Photos by Marc Viquez and Fans of Valley Field
If you are heading to Grand Rapids, Michigan, this summer to see a Whitecaps game, there is another ballpark to visit. Valley Field, AKA Sullivan Field, is receiving a $4.2 million project that will restore the WPA ballpark close to its original design of 1937.
The non-profit group Fans of Valley Field raised $3.7 million, including $1 million from the city of Grand Rapids. The restoration will be completed in several phases, with the first phase completed by the spring or summer of 2024. Its mission is to preserve the heritage and promote the usage of the ballpark.
The ballpark has a new roof, a refurbished grandstand, a new main entrance, and a museum that chronicles its history. The visitor's dugout has been removed and lowered to prevent blocking views from the first rows of seating down the third base side.
During a recent visit, the group's vice president, Paul Soltysiak, took me on a tour of the battered structure. He shared memories growing up on the field, from when he was a bat boy to when he played on the diamond as an adult. His efforts, along with many others of the volunteer group, have made an effort to restore the old ballpark to its former glory.
“The grandstand was made of very strong and very dense timber. It was built to last; only 10 percent of the structure needs replacement, and the rest needs refurbishment.”
We walked through a storage area and an old umpire room that was full of moments, which included a squalid groundskeeper jacket, an old wooden seat back, an outdated chalker for the baseball lines, a rusted can of Stroh’s beer, and the old lamps that once lit the stadium for ice skating.
The ballpark opened in 1937 between the Dutch Kraft Paint team and the American Seaters. A newspaper ad promised 1,000 bags of peanuts to fans. Since that game, there have been several teams who have called the ballpark home.
The Grand Rapids Black Sox of the Negro Leagues, Union High School, and the Grand Rapids Sullivans were the most prominent tenants. The Sullivans, managed by local businessman Bob Sullivan, led his club to four NBC World Series in Wichita and five tournament titles in Haarlem, Netherlands. The ballpark was renamed Sullivan Field in 1996 and is known by both depending on the fanbase.
Interestingly, the ballpark was never fitted with lights. Lighting was used only during ice skating in the winter months. Other tidbits include that vendors were once forbidden to sell during games due to city compliances, and the ballpark never housed a minor league team during its history.
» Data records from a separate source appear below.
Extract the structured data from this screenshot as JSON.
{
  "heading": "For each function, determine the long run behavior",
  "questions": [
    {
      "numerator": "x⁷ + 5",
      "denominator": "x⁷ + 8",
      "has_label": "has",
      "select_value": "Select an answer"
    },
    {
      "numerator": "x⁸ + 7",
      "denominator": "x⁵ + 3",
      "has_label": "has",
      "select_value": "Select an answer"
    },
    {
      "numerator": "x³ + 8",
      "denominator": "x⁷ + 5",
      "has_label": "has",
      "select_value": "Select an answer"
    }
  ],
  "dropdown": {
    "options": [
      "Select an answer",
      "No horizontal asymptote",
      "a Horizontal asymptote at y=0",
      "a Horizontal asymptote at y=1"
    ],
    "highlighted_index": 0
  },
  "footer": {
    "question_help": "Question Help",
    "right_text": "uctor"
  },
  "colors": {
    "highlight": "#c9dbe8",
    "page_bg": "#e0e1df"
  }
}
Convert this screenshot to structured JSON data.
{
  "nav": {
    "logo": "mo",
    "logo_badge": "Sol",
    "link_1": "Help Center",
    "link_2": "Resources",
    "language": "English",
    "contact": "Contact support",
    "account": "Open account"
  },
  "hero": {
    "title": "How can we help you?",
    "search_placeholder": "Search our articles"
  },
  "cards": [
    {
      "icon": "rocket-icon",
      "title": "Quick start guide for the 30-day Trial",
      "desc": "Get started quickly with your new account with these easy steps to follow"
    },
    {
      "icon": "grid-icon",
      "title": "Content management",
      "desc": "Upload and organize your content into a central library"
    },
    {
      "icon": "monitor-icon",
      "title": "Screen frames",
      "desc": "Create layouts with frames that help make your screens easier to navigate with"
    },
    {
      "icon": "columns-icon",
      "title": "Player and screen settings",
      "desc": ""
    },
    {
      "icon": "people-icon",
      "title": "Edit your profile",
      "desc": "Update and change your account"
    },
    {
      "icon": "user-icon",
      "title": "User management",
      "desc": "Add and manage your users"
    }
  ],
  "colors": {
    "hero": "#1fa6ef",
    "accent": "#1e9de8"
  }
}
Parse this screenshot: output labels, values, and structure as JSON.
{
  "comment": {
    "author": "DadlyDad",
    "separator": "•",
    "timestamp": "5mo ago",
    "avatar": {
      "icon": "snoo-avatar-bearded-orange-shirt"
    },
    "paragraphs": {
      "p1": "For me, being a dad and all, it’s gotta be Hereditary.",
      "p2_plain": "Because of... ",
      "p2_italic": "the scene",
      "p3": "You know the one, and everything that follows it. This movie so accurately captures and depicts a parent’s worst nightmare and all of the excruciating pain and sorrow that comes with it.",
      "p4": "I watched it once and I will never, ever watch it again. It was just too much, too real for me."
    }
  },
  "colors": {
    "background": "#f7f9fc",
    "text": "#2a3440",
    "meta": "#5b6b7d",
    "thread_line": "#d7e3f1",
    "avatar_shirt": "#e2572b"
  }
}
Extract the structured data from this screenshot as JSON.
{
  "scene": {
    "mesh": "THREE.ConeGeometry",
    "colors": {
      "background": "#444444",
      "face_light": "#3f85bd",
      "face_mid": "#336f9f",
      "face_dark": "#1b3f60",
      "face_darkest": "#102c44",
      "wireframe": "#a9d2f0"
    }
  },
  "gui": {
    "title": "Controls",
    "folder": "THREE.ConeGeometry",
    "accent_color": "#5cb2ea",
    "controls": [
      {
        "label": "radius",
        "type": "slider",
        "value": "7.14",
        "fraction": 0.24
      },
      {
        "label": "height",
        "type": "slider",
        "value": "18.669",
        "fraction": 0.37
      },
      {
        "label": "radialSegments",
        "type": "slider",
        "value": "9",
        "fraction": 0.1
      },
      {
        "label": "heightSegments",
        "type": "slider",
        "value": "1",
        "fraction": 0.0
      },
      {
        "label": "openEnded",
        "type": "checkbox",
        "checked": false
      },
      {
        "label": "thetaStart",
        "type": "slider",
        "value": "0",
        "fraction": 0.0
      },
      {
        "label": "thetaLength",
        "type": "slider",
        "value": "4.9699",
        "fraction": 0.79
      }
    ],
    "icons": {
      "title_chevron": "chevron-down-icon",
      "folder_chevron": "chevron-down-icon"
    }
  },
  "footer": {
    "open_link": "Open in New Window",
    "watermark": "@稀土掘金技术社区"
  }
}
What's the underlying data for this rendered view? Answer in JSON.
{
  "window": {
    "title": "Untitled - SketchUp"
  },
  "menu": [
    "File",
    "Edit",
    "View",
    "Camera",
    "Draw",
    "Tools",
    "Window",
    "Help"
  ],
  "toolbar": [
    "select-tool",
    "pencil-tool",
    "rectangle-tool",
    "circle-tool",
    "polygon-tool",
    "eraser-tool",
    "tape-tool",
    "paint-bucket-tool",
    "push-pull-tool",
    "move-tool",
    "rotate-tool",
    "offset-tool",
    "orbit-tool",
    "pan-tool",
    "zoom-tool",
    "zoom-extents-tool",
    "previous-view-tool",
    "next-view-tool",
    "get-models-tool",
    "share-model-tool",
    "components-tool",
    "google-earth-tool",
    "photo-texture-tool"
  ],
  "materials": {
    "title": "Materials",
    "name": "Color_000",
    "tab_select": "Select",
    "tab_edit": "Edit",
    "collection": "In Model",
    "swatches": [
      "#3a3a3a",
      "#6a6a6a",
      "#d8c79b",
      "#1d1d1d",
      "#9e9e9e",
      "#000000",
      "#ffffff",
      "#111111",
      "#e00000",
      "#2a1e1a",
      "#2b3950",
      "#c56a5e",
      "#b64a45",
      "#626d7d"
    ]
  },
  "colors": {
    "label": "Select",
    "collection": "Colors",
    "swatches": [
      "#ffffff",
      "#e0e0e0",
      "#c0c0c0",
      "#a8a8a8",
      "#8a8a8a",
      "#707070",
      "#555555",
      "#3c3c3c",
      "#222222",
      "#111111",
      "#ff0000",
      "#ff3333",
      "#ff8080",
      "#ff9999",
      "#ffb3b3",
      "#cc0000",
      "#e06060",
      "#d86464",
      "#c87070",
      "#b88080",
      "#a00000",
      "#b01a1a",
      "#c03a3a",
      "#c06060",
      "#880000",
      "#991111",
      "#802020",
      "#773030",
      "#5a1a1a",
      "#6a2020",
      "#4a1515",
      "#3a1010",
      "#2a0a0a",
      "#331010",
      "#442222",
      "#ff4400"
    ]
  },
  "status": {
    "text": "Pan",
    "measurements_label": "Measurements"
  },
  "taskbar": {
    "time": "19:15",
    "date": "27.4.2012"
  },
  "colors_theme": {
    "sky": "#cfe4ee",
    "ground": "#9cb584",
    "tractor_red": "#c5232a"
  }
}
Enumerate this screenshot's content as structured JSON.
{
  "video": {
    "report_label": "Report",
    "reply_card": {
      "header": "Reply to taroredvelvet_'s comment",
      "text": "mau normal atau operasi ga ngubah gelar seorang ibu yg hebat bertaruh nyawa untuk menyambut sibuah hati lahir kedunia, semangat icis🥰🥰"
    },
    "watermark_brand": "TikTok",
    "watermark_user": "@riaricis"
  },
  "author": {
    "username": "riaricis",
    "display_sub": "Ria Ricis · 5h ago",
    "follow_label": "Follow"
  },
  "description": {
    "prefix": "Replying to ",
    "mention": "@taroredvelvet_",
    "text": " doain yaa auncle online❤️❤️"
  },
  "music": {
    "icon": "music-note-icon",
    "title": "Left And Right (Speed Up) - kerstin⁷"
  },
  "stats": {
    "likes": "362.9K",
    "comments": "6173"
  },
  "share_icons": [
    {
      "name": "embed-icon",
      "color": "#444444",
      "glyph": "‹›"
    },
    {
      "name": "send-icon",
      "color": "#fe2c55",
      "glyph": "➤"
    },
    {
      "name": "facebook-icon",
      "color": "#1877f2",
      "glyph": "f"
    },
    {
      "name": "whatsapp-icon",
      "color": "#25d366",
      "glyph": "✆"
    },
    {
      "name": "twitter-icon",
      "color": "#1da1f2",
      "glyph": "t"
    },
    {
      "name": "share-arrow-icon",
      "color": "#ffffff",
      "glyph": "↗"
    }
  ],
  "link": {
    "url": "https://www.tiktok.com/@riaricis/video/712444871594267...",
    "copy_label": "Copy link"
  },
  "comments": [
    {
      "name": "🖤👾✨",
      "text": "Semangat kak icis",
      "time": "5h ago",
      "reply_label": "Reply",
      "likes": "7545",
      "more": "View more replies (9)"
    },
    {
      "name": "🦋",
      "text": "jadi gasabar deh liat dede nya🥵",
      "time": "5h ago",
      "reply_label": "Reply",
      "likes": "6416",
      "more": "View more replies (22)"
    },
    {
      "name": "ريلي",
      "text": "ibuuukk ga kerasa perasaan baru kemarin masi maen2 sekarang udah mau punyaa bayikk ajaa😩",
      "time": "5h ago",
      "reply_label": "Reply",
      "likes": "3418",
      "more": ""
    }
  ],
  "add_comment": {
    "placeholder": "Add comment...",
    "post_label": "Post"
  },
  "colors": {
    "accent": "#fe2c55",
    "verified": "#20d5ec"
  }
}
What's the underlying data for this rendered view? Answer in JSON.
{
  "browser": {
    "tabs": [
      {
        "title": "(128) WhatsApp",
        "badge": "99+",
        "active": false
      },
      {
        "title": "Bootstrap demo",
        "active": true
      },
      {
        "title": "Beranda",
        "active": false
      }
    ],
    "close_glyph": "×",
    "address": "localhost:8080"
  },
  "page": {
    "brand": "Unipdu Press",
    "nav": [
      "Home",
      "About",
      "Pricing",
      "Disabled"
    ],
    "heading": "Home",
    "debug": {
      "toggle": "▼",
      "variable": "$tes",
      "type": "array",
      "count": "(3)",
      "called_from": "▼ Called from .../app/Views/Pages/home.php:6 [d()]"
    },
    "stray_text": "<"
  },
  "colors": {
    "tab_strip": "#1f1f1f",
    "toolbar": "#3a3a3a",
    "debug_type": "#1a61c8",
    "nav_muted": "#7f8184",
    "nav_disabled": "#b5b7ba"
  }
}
There was more than enough talent that came through the gates of the ballpark. It includes over 70 men who would find themselves in the major leagues. Kirk Gibson, Mickey Stanely, Willie Horton, and Stubby Overmire all went on to play for the Detroit Tigers. Hall of Famers Ted Williams and Satchel Paige played games during visits.
Soltysiak shows me various photos of the makeshift museum/concession stand/ restroom building. The walls include newspaper clippings, old team photos, scorecards, and images dating back almost 90 years. The photographs were donated from private collections.
The photograph of the ice skating rink is the only known picture of the stadium suited for the winter tradition. Soltysiak added that there would be two to three full-time guys who would manage the ice. The right side was for skating, and the left side was for hockey.
We walk towards the grandstand from the first base side and see what needs to be repaired. It will include replacing the wood seatings with synthetic dark green bleachers, pushing out the concourse three feet, and adding proper netting around the front of the grandstand. A majority of the wood in the grandstand will be sandblasted and repainted.
The volunteer group is focused on keeping the diamond functioning. In the past few years, the stadium has hosted a Wiffle Ball tournament, an Easter Egg hunt, Blues Festivals, block parties, a Chili Cook-Off, and amateur and high school baseball games. There was a game that offered its version of Banana Ball played with a Halloween theme.
“The upcoming phases will be funded by public and private money that we have raised,” Soltysiak added. “We are at about 91 percent of our $4.25 million goal. Over the winter, we need to figure out how the cash flow will affect the rest of the renovations and additions and if they will be done in two or three phases.”
The ballpark will continue to host events during the renovations next year, and Soltysiak hopes to see all aspects of the phases completed in 2025. What was once a deteriorating ballpark is slowly coming to life again in Grand Rapids, a place where baseball and the community can enjoy for several more decades.